C&S Corp. will replace G4S, which failed to hire enough guards to staff entry gates when it began working for the military in December 2011. Guards held protests outside USFK bases for months, claiming G4S unfairly cut their wages and lengthened their work hours. USFK troops were forced to man gates until G4S reached adequate staffing March 23.
Since the handover was announced in September, some guards have threatened to go on strike again if they don’t get a raise. Union officials have said the amount of C&S Corp.’s three-year contract with the military might not be enough to maintain current pay levels.
The $57.3 million C&S contract averages out to $19.1 million per year. The $108.3 million five-year contract with G4S averaged out to $21.66 million annually.
However, both C&S and the military said Wednesday that none of the several unions representing guards have indicated they will go on strike.
Larry Reilly, spokesman for the U.S. Army’s Installation Management Command Pacific Region, said in an email that the only expected difference Thursday will be “the change in uniforms that the gate guards will wear.”
One union leader, Kim Hyunjoong, said his members will work for C&S but plan to continue negotiations with the company.
Kim Ji-hyoung, leader of another union, said members reluctantly decided this week not to go on strike and wish “any company beside C&S would take over.”
“Our members have had a difficult time financially because we’ve been protesting (against G4S) during the past year, so we need to make a living,” he said.
Park Deok Seo, a union leader who has been outspoken in his criticism of both G4S and C&S, did not return multiple calls. In September, he said his union’s members were prepared to go on strike if C&S does not provide raises.

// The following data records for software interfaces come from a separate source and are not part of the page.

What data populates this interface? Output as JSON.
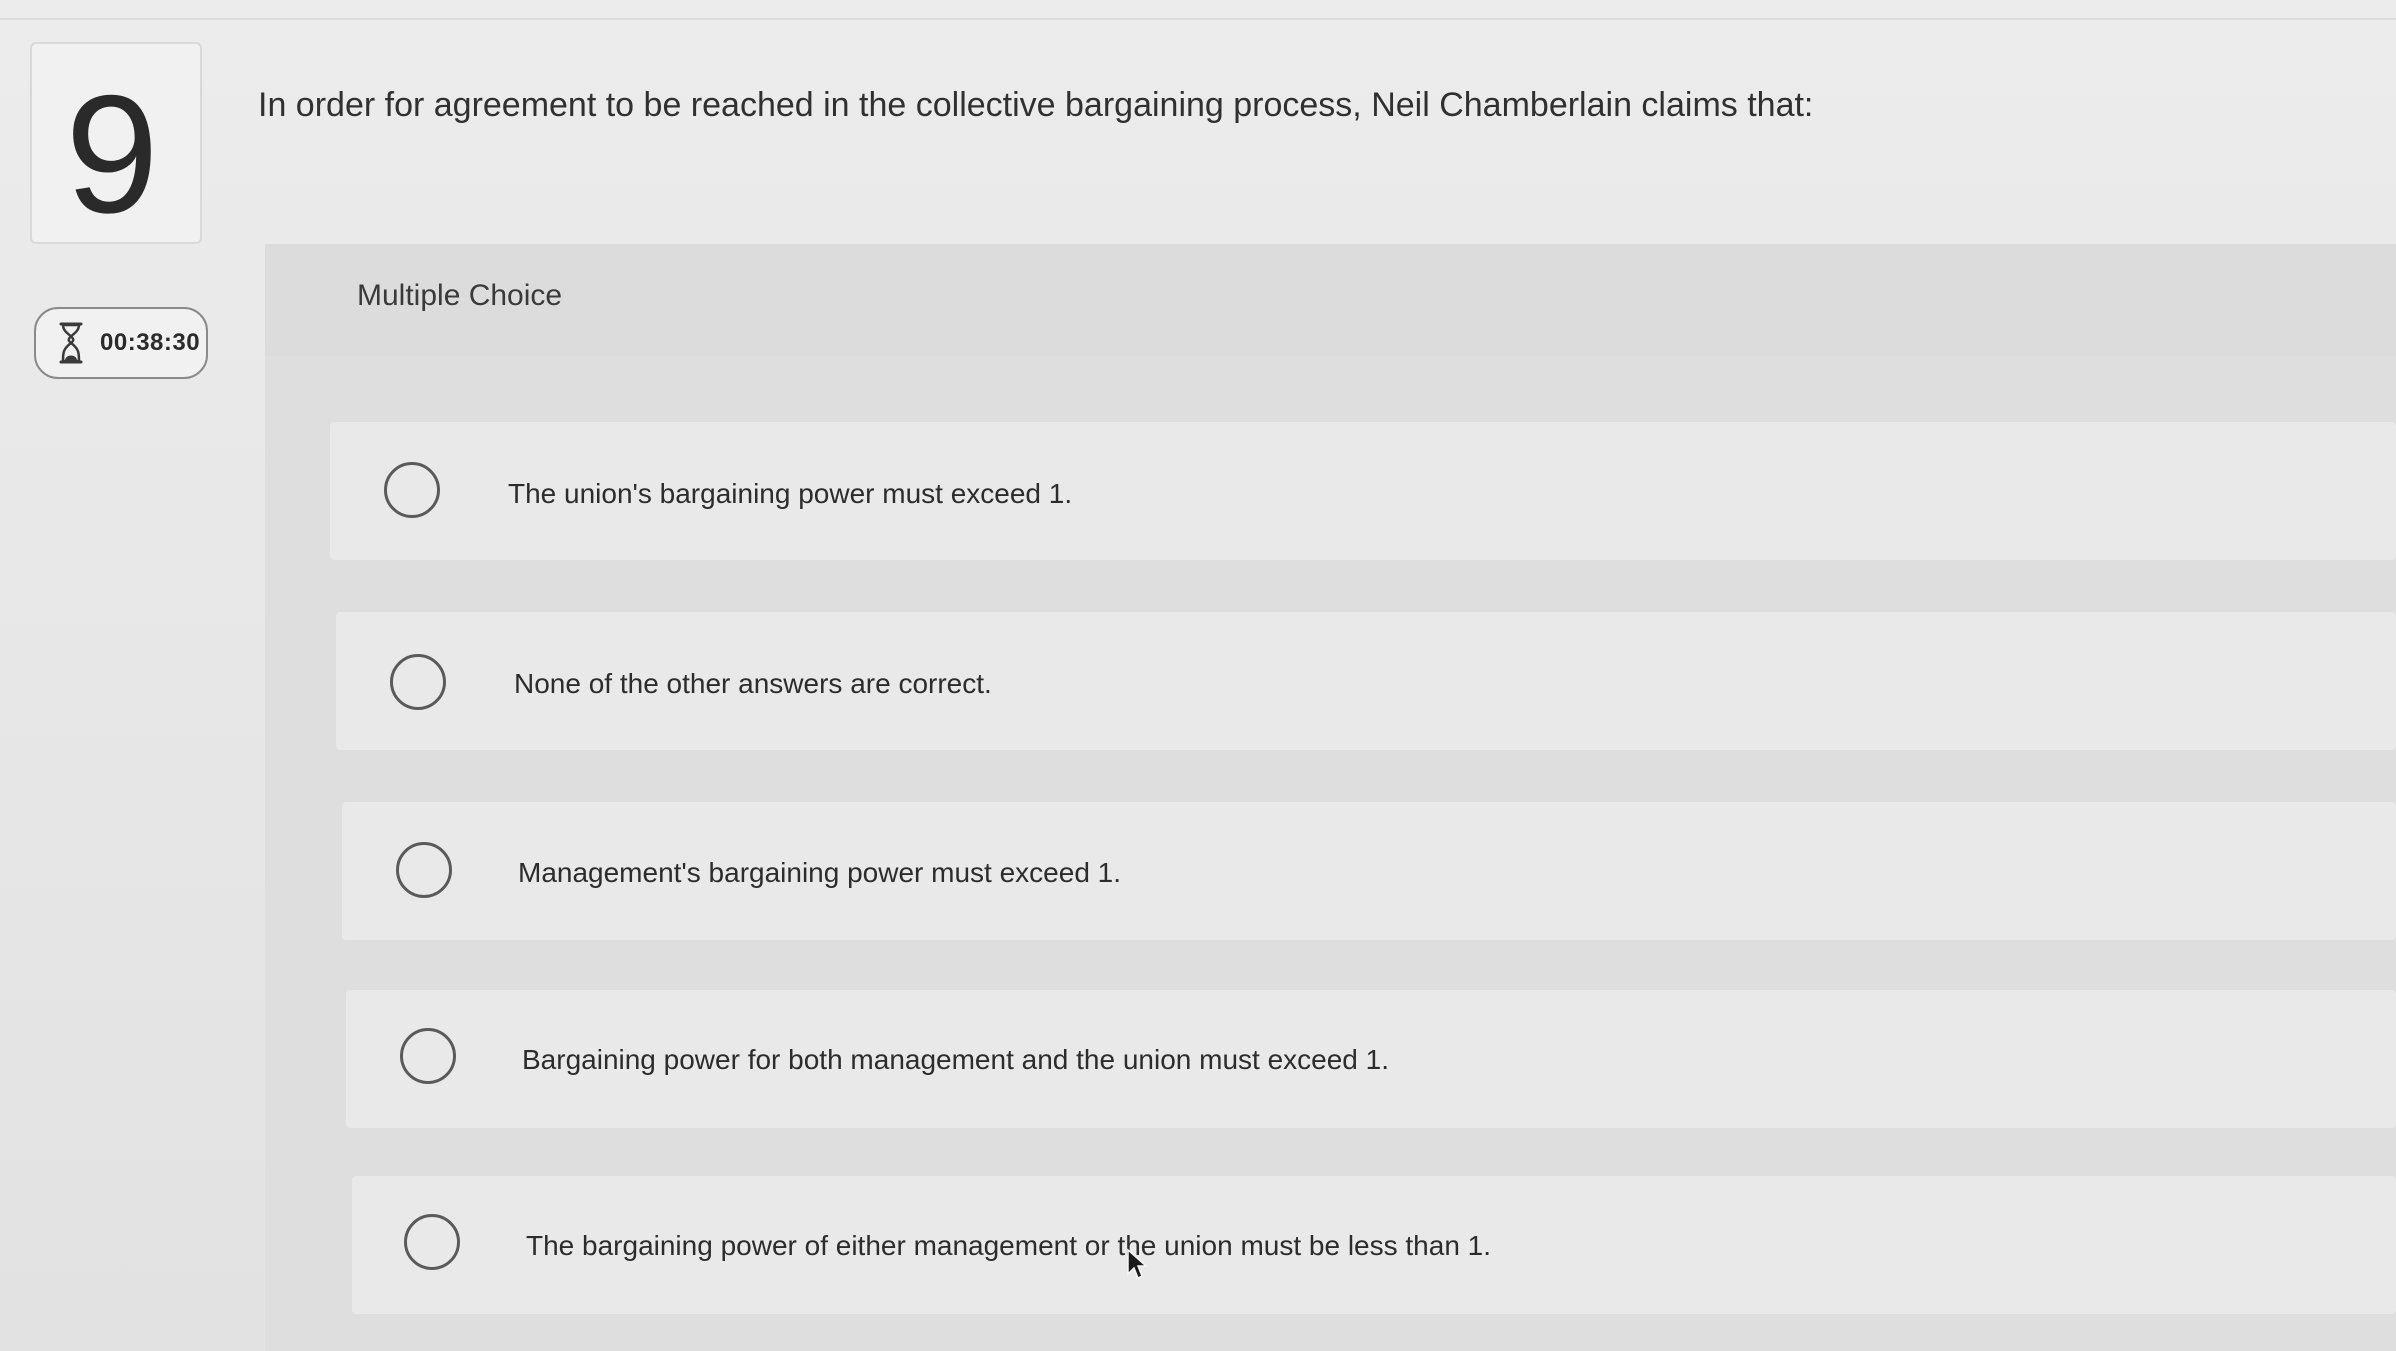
{
  "question": {
    "number": "9",
    "text": "In order for agreement to be reached in the collective bargaining process, Neil Chamberlain claims that:"
  },
  "timer": {
    "icon": "hourglass-icon",
    "value": "00:38:30"
  },
  "answer_section": {
    "label": "Multiple Choice",
    "options": [
      {
        "label": "The union's bargaining power must exceed 1."
      },
      {
        "label": "None of the other answers are correct."
      },
      {
        "label": "Management's bargaining power must exceed 1."
      },
      {
        "label": "Bargaining power for both management and the union must exceed 1."
      },
      {
        "label": "The bargaining power of either management or the union must be less than 1."
      }
    ]
  },
  "colors": {
    "background": "#e8e8e8",
    "panel": "#dedede",
    "option_row": "#e9e9e9",
    "radio_border": "#5a5a5a",
    "text": "#2b2b2b"
  }
}
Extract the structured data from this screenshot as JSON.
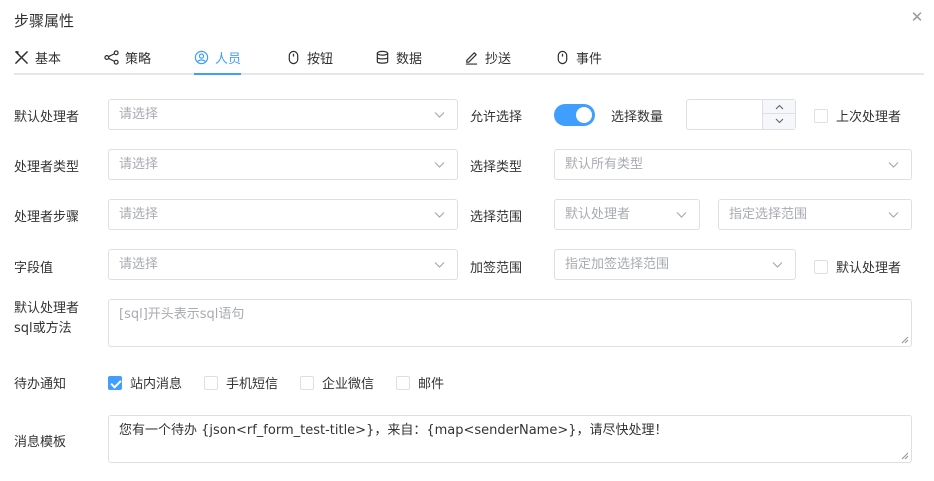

G4S has agreed to repay the military $750,000 for its contractual failures.